These birds spend their entire life within a few miles of the spot where they hatched and they are quite picky as to where they will live. They will only nest in the cavities of trees in mature pine forests between 60 and 70 years old, and the forest floor has to be open and free of hardwood trees or brush. It turns out that Mr. Cone actually helped to create a wonderful habitat for these birds with his responsible stewardship of the land and now he was going to be punished for it. If ever the phrase, “no good deed goes unpunished”, ever applied; it applied now.
There was only one solution….he immediately stopped his 75 to 80 year rotation plan for his forests and started clear cutting on a 40 year rotation. If they needed trees that were at least 60 years old they were going to have to find someone else’s trees because no tree on any piece of land that he still controlled were ever going to live that long.

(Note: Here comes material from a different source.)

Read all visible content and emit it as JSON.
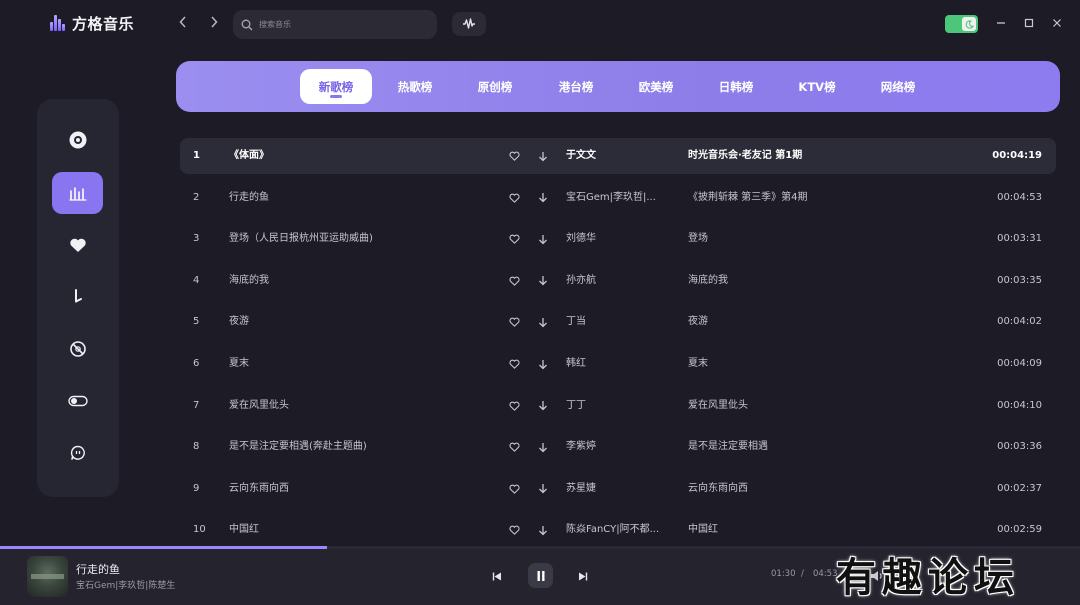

After he clear cut 700 acres the FWS realized how stupid their actions were and (get this) offered him a deal. If he stopped cutting for four years and paid….PAID….$45,000 dollars to create a habitat for these birds on government land they would return his land to him….and he took it. What is really sad is that everyone who is aware of what goes on with all of this ESA corruption views this as a good deal. He had to pay the government $45,000 and four years of production to take back what was already his.
There is another caveat regarding this bird’s preferred living conditions. They prefer long-leaf pines; hence, landowners take predictable actions to protect their land from the predation of government officials enforcing the ESA. They simply plant trees that aren’t attractive to endangered species.
The information cited here is based on the book, Green Gone Wild, by M. David Stirling